Andrew Martin must have had lots of fun researching this enjoyable tale, which is set in the haunts of the super-rich Russians living in London and in Home Counties palaces. He describes their exotic lifestyle with the detachment of a lepidopterist demonstrating the behaviour and habitat of a butterfly, shifting comfortably between Mayfair and the French Riviera, with sessions on board private planes and superyachts and useful information about acceptable tailors and shirtmakers (Marks & Spencer is not among them), the only wearable overcoats or mackintoshes (Aquascutum or Burberry) and which London restaurant provides a ‘serious lunch’ (Le Gavroche). The plot concerns jewellery theft and murder, but it seemed, to me at least, less interesting than its setting.
You know what to expect from a thriller by Robin Cook: devious and corrupt medics, arcane technicalities about medicine and a nice, smug feeling about a health service that is not run for profit. In this one, Lynn and Edward, brave and indefatigable final-year medical students, take on the university establishment when they realise that too many patients, including Lynn’s boyfriend, are suffering disastrous consequences from what should be routine surgery. In fact, they are being used as guinea pigs for unlicensed research without their consent. The baddies are the venal senior medics and their supporters, brutal Russian heavies paid for by Big Pharma. What can a pair of students do to fight them? The characters are cardboard cutouts and the plot is implausible, but Cook has the knack of grabbing a reader’s attention and, for a while, credulity.

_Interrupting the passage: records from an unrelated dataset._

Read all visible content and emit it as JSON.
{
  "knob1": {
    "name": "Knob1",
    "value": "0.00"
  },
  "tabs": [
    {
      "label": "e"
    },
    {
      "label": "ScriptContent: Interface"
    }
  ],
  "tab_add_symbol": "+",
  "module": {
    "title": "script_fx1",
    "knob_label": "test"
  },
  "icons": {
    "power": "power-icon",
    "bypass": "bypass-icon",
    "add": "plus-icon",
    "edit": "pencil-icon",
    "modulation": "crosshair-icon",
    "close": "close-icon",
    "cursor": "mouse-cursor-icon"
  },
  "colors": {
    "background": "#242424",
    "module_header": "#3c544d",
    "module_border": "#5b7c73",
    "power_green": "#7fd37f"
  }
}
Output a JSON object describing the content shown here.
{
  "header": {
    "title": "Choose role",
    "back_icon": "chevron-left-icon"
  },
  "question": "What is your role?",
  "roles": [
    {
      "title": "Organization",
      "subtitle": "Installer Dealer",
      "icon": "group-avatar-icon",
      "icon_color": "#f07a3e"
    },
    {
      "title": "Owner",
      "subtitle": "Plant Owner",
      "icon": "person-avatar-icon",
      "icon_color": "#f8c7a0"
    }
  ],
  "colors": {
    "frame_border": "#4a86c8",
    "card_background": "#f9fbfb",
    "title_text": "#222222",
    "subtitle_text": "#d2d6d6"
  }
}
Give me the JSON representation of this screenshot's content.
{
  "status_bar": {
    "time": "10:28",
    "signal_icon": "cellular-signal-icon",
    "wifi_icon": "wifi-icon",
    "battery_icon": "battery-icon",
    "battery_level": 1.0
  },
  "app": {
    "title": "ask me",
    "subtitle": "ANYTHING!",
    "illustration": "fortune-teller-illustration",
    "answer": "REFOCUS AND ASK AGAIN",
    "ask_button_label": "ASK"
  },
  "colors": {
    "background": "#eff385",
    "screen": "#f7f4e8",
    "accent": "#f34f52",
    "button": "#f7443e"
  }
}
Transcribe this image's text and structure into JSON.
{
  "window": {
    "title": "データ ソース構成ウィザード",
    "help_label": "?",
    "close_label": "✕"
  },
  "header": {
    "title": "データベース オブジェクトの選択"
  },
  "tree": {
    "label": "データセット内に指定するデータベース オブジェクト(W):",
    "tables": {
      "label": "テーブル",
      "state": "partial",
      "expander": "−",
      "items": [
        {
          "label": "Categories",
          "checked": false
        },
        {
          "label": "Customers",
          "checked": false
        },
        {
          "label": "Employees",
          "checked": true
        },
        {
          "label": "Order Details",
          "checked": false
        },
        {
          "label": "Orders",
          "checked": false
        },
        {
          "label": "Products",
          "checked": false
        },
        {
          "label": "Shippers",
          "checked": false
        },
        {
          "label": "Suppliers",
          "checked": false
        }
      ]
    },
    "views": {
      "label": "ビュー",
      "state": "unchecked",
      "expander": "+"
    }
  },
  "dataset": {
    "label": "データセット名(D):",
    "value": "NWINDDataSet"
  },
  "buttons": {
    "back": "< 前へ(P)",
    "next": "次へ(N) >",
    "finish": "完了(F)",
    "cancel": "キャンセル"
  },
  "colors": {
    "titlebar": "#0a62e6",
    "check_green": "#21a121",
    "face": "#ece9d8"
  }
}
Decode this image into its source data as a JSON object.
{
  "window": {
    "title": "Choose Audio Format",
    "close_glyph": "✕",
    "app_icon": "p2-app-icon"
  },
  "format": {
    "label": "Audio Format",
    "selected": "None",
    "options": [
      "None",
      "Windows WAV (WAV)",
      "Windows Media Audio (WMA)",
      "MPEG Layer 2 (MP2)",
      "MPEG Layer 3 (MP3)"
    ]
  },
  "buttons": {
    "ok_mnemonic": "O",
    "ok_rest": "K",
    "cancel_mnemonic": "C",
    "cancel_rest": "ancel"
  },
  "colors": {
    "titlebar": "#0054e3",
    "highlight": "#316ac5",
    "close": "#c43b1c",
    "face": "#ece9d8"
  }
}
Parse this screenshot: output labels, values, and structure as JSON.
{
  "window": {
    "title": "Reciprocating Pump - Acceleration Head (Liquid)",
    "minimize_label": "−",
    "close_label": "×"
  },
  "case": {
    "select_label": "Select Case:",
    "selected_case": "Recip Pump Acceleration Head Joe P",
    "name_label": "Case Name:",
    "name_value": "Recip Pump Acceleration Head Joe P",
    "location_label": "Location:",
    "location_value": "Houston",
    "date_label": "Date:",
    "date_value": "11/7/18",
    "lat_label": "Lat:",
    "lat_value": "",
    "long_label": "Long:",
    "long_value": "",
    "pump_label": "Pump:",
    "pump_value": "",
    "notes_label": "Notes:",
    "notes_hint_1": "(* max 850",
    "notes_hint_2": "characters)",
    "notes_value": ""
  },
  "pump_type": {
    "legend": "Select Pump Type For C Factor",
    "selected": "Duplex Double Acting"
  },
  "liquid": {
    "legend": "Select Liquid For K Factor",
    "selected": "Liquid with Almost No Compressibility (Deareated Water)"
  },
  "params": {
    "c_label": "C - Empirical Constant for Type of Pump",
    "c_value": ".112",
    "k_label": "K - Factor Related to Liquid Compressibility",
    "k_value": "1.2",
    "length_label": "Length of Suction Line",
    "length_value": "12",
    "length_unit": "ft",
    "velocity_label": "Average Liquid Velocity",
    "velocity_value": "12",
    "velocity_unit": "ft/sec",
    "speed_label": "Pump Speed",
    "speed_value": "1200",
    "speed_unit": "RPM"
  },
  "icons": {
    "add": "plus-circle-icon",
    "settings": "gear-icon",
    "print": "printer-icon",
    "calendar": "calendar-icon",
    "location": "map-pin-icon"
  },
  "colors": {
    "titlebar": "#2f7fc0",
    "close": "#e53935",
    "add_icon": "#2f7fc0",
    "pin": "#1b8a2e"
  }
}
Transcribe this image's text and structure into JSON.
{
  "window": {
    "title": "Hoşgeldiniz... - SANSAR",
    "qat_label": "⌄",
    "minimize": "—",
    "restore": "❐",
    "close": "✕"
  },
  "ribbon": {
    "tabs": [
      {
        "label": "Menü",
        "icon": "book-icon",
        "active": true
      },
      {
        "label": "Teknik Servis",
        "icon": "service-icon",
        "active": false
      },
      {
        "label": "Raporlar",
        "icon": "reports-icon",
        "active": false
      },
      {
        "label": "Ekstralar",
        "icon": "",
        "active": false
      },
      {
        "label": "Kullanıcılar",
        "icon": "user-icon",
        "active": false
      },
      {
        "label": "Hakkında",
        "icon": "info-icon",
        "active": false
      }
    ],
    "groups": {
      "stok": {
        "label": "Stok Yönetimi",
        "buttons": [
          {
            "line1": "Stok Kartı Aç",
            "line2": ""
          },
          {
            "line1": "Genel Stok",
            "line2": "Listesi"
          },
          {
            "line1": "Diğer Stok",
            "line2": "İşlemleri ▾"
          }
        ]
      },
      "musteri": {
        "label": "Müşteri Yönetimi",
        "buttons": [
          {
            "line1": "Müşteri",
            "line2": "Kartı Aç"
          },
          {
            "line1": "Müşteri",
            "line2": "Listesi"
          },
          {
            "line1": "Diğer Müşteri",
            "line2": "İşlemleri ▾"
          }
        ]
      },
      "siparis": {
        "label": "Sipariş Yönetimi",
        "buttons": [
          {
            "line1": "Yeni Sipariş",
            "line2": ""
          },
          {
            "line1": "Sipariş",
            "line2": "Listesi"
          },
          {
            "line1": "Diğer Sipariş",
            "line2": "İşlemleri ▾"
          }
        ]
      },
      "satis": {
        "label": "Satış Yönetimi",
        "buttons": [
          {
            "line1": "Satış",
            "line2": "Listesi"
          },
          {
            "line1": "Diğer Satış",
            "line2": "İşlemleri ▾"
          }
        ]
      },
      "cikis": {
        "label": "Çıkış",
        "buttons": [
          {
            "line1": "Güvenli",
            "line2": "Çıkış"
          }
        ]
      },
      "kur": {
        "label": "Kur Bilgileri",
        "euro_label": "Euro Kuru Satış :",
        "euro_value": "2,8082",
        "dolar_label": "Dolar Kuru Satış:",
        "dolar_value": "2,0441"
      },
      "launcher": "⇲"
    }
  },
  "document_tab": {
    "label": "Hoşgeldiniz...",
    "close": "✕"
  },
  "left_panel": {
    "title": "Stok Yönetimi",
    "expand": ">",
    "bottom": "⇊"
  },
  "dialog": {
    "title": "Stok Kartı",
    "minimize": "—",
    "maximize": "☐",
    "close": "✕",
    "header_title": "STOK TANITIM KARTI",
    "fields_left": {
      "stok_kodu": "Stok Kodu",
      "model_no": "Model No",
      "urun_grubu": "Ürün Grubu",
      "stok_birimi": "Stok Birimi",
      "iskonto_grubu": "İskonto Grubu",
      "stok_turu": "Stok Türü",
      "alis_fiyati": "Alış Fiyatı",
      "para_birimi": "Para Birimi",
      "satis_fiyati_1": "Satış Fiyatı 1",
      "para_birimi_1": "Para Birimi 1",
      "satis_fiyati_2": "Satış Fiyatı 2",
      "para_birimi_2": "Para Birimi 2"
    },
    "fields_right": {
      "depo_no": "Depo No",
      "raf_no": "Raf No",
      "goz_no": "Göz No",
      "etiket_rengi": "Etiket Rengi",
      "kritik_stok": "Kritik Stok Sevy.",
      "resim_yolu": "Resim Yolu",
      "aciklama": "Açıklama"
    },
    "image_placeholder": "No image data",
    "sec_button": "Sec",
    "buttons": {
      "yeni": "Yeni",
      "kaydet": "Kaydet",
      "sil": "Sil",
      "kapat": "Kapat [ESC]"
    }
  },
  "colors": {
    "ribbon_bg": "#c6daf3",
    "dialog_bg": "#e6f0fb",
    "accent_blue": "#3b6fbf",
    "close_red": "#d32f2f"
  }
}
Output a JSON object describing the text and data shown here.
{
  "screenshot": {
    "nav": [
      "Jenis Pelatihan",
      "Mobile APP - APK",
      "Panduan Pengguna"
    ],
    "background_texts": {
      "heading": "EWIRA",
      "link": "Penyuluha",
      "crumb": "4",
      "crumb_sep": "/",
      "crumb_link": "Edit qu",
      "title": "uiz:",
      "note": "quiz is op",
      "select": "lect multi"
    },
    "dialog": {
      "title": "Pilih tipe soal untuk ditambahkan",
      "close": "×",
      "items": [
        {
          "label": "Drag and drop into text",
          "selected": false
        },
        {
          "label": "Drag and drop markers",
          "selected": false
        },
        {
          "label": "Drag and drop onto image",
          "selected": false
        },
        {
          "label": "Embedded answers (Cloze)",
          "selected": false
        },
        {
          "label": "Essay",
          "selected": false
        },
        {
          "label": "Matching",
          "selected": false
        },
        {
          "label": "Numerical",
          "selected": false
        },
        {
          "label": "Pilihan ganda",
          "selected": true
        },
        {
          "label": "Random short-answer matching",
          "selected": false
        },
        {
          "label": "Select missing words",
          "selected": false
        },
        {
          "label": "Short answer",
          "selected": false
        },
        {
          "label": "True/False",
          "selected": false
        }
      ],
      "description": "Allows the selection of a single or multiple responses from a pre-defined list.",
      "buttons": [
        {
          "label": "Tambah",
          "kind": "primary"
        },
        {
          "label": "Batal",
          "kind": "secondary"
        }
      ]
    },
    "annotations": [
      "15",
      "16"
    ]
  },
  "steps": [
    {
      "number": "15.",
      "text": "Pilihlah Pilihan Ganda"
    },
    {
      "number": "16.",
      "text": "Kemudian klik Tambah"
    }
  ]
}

‘Once is happenstance. Twice is coincidence. The third time it’s enemy action.’ So when Inspector Hannah Scarlett and her team from the ‘cold case’ department arrive in a small Cumbrian village to reinvestigate the disappearance, three years previously, of a teenage girl, they take an interest in another young woman who went missing twenty years earlier. And then yet another teenager disappears. This is a well-plotted and well-told story by an author who is an authority on crime fiction of the so-called Golden Age, and whose own books, while very much of our time, are based on that period’s traditions and enhanced by his evident affection for the places they are set in. Highly recommended.